"In those days Mary arose and went with haste into the hill country, to a town in Judah, and she entered the house of Zechariah and greeted Elizabeth. And when Elizabeth heard the greeting of Mary, the baby leaped in her womb. And Elizabeth was filled with the Holy Spirit, and she exclaimed with a loud cry, "Blessed are you among women, and blessed is the fruit of your womb! And why is this granted to me that the mother of my Lord should come to me? For behold, when the sound of your greeting came to my ears, the baby in my womb leaped for joy. And blessed is she who believed that there would be a fulfillment of what was spoken to her from the Lord." And Mary said, "My soul magnifies the Lord, and my spirit rejoices in God my Savior, for he has looked on the humble estate of his servant. For behold, from now on all generations will call me blessed; for he who is mighty has done great things for me, and holy is his name. And his mercy is for those who fear him from generation to generation. He has shown strength with his arm; he has scattered the proud in the thoughts of their hearts; he has brought down the mighty from their thrones and exalted those of humble estate; he has filled the hungry with good things, and the rich he has sent away empty. He has helped his servant Israel, in remembrance of his mercy, as he spoke to our fathers, to Abraham and to his offspring forever." And Mary remained with her about three months and returned to her home." Luke 1:39-56 (ESV)Yesterday's Gospel Reading for the final Sunday in Advent gave me much to think about as we enjoyed a quiet Sunday. Much of it centered on Mary, mother of The Christ.

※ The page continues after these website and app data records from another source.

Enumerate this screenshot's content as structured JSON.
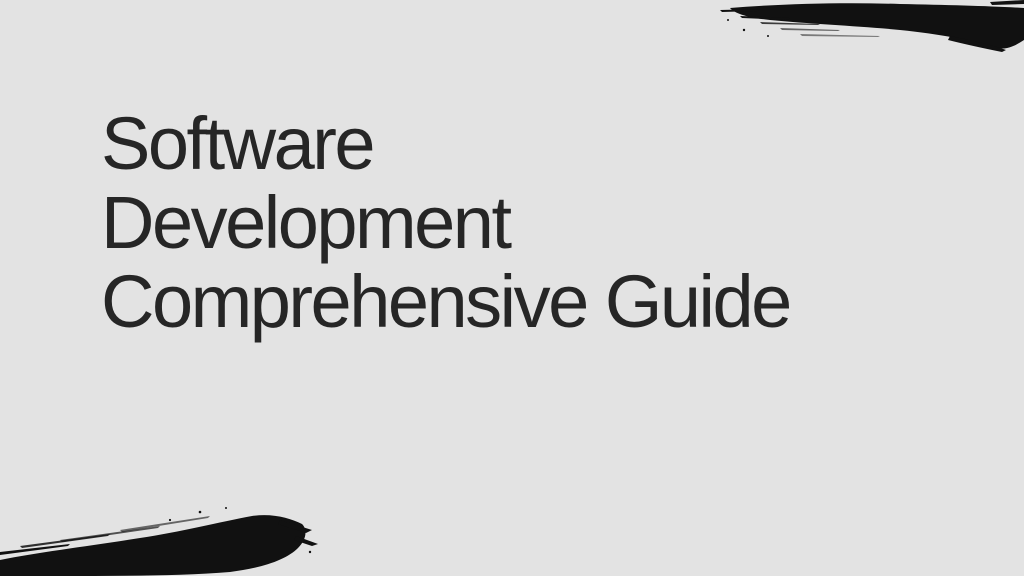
{
  "slide": {
    "background_color": "#e3e3e3",
    "text_color": "#262626",
    "brush_color": "#111111",
    "title_lines": [
      "Software",
      "Development",
      "Comprehensive Guide"
    ]
  },
  "decorations": {
    "top_right": "brush-stroke",
    "bottom_left": "brush-stroke"
  }
}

In my faith's journey, Ive encountered extremes in how this your maiden of Nazareth has been seen by professing Christians of all sides of the faith spectrum. Over the years, I've witnessed Mary elevated to the place of Co-mediatrix by some, to being almost completely marginalized by others; reducing her to a status slightly above being an egg donor. Now in Adventide, 2018, the wackiest of the fringe left have attempted to make her a poster child for the woman "#MeToo" movement by inferring that she was an unwilling victim of a sexual assault. I want to believe that no serious adult would see this latter assertion as being nothing beyond patent nonsense. Then, there's the sweet, sentimental Christmas ballad by Mark Lowry in & Buddy Greene, and performed by Michael English and a host of others. This song posited the idea that perhaps the fair Mary may not have known the import of the child developing in her womb.
Given the scope of Old Testament prophecy, only a relatively small population at the time of Christ's birth that could meet the profile of the one who was to bear the Christ Child. A Hebrew woman, a virgin of the Tribe of Judah and a descendant of the house of David who would be a Nazarene who found herself in labor in Bethlehem could be the one. Clearly, the providential hand of the Almighty was at work; she was the chosen one.
In engaging the fringe left or fluffy sentimentality of the popular culture, we can, through Saint Luke's account, demonstrate that Mary was not only cognizant of just what child she'd be carrying, but that she was a fully willing party to this Divine opus of grace. Her words as seen in the Magnificat capture this. Within this brief passage of the Gospel, Mary seems to speak as both poetess and prophetess, declaring the praises of the Almighty God and his promises to His people, Israel.
So, tonight as the sun sets on our individual worlds, the setting sun will light ablaze the fifth candle the Advent Wreath, and churches will be gathering to welcome the Christ Child afresh. And as we welcome Him once more, may we strive to apprehend an understanding of Mary, one that's rooted in Holy Scripture rather than popular culture.